[Start of section]

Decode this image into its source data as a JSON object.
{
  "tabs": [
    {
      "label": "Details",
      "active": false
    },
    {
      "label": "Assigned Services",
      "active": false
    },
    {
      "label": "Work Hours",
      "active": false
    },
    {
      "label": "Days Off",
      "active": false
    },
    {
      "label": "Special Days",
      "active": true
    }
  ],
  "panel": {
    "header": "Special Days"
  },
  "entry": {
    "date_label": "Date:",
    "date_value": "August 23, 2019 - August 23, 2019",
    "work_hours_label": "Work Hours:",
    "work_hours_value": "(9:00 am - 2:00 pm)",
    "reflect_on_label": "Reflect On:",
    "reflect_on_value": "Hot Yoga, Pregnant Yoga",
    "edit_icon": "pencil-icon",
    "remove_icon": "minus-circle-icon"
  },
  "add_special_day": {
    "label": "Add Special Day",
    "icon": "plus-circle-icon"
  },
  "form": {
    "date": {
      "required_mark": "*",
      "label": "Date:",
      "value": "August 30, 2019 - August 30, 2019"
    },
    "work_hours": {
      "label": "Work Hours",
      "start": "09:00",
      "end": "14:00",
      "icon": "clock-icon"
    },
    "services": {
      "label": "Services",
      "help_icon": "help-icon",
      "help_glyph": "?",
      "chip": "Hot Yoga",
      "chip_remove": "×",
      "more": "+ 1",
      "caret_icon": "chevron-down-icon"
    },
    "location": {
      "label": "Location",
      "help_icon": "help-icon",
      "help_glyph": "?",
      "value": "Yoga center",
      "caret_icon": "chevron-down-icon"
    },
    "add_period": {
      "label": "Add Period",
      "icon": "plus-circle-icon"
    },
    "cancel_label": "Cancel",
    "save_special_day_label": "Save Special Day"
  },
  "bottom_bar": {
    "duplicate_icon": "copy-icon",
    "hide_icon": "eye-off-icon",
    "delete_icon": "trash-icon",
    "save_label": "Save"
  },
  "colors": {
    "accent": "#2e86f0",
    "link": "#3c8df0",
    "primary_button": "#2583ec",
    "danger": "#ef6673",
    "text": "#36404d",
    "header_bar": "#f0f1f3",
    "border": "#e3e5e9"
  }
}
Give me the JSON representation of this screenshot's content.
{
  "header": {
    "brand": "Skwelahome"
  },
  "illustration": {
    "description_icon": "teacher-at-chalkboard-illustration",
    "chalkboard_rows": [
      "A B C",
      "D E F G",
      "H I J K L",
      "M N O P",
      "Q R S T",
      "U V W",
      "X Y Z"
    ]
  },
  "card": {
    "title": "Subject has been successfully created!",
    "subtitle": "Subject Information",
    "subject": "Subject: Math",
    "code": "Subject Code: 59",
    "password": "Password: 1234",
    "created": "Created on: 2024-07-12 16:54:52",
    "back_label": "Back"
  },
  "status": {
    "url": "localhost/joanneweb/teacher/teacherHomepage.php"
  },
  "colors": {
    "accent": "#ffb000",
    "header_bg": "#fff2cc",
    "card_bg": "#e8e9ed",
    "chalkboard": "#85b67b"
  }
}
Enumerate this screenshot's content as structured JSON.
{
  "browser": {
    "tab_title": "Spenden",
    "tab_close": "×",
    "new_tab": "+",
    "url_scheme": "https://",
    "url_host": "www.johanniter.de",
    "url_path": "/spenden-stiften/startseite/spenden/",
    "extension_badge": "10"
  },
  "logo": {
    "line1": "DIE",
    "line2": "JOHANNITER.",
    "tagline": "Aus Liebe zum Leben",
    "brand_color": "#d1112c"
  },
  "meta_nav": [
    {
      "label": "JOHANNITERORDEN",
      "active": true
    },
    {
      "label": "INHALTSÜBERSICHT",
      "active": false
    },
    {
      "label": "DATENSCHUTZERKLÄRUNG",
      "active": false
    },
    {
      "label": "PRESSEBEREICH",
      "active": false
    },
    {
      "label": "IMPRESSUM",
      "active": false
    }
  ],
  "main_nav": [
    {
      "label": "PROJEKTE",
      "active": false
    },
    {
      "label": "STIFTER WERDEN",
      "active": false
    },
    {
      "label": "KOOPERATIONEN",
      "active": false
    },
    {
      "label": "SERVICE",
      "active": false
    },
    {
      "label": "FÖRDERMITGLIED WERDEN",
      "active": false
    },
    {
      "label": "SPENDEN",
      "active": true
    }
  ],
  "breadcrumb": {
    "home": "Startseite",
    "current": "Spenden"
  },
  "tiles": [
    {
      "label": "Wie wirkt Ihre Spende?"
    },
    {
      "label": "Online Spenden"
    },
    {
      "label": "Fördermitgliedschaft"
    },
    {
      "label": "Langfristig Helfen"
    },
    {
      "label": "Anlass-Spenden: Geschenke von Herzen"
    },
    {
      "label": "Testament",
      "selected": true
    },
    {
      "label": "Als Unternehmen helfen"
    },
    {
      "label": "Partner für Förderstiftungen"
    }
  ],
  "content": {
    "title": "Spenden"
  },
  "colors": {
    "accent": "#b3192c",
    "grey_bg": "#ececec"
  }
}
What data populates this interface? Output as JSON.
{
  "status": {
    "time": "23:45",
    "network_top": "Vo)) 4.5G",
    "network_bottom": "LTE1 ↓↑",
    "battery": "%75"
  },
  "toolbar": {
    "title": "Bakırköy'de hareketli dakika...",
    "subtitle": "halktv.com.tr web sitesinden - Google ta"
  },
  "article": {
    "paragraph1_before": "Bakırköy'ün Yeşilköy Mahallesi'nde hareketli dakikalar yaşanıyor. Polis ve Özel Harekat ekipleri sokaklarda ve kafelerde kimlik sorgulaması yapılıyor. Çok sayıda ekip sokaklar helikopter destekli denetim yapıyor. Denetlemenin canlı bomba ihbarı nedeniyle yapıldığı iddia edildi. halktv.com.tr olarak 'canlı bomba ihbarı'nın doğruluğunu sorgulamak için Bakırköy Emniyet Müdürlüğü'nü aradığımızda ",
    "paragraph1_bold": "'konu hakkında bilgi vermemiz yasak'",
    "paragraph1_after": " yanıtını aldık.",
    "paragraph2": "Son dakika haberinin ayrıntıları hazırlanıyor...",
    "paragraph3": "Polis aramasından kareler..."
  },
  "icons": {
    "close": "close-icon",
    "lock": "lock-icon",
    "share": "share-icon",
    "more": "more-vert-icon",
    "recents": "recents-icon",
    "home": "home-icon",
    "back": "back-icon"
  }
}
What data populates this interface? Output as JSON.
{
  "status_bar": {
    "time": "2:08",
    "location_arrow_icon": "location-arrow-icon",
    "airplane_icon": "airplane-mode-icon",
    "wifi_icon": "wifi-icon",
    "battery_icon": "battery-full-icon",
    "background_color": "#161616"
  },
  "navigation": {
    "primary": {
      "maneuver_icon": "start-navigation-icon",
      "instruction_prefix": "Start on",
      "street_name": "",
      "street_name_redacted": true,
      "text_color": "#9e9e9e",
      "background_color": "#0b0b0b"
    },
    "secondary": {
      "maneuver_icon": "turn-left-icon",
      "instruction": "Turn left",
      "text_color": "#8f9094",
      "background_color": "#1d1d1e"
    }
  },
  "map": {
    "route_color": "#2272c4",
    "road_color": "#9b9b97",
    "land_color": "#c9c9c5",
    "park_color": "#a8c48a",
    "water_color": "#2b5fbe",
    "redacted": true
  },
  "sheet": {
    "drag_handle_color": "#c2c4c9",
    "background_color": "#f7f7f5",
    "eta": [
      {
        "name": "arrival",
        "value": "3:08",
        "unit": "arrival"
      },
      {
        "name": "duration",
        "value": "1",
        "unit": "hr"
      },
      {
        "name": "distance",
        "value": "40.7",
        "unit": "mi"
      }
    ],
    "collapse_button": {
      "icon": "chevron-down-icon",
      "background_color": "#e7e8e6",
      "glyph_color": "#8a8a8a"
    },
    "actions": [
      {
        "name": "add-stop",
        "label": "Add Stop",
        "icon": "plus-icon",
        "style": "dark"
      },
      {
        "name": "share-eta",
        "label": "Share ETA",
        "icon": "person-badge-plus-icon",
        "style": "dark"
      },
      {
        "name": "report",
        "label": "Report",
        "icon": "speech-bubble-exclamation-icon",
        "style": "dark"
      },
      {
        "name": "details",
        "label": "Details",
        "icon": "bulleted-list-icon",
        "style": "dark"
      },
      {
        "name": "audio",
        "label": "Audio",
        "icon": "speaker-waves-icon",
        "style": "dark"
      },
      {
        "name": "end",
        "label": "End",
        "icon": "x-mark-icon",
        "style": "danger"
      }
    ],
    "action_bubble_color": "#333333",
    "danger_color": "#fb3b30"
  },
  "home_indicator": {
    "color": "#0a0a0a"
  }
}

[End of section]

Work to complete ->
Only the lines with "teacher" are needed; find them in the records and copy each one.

Task solution ->
    "description_icon": "teacher-at-chalkboard-illustration",
    "url": "localhost/joanneweb/teacher/teacherHomepage.php"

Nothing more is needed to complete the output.